Eugene F. Holocaust testimony (HVT-3151) interviewed by Dana L. Kline and Susan Millen
- New Haven, Conn. : Fortunoff Video Archive for Holocaust Testimonies, 1995
- Interview Date
- November 15, 1995.
- 3 copies: Betacam SP master; 3/4 in. dub; and 1/2 in. VHS with time coding.
- Cite As
- Eugene F. Holocaust Testimony (HVT-3151). Fortunoff Video Archive for Holocaust Testimonies, Yale University Library.
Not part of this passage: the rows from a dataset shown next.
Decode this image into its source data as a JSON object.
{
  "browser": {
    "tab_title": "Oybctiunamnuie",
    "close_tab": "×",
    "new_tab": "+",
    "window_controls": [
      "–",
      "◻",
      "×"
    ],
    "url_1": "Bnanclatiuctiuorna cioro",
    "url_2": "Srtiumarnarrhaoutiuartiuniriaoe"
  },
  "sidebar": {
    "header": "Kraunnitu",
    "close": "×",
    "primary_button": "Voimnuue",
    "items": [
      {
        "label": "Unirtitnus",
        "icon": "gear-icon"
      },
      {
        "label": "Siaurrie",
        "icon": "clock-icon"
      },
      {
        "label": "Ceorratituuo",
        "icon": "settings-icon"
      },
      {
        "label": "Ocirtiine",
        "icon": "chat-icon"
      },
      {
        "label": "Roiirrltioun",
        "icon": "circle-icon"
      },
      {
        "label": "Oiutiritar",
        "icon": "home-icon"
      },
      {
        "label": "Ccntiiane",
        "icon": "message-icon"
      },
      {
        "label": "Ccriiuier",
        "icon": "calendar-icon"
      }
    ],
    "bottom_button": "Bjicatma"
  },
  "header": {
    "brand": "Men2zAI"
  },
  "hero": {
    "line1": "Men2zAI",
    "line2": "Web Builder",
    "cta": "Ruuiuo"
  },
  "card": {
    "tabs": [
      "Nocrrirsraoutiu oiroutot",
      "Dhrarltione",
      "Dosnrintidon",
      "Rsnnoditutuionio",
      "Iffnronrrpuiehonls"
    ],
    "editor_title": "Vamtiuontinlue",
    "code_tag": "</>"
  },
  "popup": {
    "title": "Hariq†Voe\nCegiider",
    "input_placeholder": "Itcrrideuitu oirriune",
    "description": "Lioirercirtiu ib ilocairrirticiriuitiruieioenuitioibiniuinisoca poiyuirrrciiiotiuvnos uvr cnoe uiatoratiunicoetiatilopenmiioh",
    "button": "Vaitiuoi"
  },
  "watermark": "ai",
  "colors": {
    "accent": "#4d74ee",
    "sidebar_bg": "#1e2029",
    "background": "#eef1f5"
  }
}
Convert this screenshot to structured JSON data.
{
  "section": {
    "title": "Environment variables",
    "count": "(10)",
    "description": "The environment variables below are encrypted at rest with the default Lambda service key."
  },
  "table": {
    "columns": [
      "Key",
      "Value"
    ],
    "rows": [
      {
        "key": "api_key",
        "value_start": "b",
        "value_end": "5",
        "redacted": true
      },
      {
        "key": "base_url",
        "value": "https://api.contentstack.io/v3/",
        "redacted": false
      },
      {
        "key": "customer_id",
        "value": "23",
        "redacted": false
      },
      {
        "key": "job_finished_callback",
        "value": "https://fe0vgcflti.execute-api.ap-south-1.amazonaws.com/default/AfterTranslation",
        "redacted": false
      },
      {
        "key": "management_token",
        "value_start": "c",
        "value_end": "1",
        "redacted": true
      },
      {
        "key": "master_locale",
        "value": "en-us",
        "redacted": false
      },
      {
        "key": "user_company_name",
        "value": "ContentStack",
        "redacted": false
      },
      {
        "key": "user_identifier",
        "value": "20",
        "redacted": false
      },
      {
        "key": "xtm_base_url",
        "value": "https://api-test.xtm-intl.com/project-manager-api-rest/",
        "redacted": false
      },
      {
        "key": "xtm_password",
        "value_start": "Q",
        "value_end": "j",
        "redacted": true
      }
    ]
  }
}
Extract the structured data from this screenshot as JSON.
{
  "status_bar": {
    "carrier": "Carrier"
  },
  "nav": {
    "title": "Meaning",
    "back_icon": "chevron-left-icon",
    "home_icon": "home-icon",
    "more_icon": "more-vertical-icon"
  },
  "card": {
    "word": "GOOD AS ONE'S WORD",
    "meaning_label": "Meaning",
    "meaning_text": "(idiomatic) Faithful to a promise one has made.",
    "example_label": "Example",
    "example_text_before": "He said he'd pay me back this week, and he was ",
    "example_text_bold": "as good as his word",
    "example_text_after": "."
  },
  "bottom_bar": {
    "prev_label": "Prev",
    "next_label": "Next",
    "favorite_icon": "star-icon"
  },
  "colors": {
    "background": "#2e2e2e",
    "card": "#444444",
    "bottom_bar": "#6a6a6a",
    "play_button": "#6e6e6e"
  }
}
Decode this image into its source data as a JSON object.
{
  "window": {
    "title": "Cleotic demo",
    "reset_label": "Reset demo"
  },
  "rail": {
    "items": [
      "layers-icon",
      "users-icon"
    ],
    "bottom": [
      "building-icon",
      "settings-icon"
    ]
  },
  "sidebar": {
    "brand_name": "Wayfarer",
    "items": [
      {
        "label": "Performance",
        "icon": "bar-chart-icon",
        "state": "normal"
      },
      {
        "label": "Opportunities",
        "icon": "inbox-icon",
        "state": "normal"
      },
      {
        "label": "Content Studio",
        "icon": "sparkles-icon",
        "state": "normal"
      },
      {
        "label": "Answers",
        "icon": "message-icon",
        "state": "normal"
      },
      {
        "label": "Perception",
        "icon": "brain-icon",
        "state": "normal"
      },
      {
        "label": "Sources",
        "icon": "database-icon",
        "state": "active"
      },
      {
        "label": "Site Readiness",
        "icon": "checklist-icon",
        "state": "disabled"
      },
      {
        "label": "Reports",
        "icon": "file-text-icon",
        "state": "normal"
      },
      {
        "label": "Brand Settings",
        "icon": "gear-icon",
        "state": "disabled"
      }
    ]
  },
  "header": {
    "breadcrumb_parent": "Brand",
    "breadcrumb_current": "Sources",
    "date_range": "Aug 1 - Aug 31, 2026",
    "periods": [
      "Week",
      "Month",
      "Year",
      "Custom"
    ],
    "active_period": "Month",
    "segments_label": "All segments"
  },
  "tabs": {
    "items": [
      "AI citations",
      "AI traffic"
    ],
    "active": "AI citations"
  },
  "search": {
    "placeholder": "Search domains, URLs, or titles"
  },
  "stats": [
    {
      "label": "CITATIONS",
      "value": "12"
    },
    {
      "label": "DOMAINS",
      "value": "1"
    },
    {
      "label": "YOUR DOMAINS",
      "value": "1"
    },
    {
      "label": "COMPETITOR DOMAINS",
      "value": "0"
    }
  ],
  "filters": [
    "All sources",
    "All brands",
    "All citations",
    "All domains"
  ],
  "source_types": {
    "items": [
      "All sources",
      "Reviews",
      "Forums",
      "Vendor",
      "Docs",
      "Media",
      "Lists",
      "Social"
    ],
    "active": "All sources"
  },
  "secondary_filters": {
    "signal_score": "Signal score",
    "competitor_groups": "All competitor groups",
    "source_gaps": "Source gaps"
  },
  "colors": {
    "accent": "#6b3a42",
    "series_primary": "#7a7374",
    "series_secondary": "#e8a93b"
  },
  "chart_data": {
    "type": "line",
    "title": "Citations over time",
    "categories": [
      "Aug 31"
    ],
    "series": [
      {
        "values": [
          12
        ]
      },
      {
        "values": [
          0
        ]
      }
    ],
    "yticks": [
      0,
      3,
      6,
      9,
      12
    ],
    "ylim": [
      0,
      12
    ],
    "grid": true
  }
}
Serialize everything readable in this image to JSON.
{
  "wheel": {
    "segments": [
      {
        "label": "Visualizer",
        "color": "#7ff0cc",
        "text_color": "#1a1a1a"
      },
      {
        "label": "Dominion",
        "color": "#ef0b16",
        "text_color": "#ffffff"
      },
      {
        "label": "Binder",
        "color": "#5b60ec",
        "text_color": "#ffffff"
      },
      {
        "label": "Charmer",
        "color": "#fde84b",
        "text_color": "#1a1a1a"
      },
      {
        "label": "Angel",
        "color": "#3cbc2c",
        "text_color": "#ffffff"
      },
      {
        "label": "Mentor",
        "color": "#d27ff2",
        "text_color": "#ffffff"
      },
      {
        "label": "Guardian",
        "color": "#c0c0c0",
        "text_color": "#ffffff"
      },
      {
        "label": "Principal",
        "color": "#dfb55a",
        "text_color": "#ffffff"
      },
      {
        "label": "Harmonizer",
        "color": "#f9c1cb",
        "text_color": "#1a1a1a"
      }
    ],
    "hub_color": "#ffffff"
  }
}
Videotape testimony of Eugene F., who was born in Leles, Czechoslovakia (presently Slovakia) in 1925, one of five children. He recounts his family's orthodoxy; his father's death in 1929; completing high school; learning tailoring; Hungarian occupation in 1940; deportation to Sátoraljaújhely ghetto in March 1944, then to Auschwitz/Birkenau; separation from his mother and aunt (they were gassed immediately); transfer to Buna/Monowitz with his younger brother; slave labor for I.G. Farben; receiving extra food from a kapo; sharing food with his brother; public hangings of escapees and a few men who smuggled weapons; Allied bombings; encouragement from a Soviet POW; a death march and train transport to Buchenwald; separation from his brother; piles of corpses; frequent beatings; a death march to Flossenbürg, then another two weeks later; assisting his cousin; escaping; liberation by United States troops; a friend killing Germans for revenge; living in Windsheim and Ulm displaced persons camps; reunion with a first cousin; moving to the Hague with assistance from a Jewish organization; working as a tailor; emigration to the United States; marriage; and serving in the Korean War. Mr. F. discusses the fates of his siblings (one sister was killed, the others survived); questioning his belief in God, then learning to maintain his faith; and visiting Leles and his father's grave in Uz︠h︡horod. He shows photographs.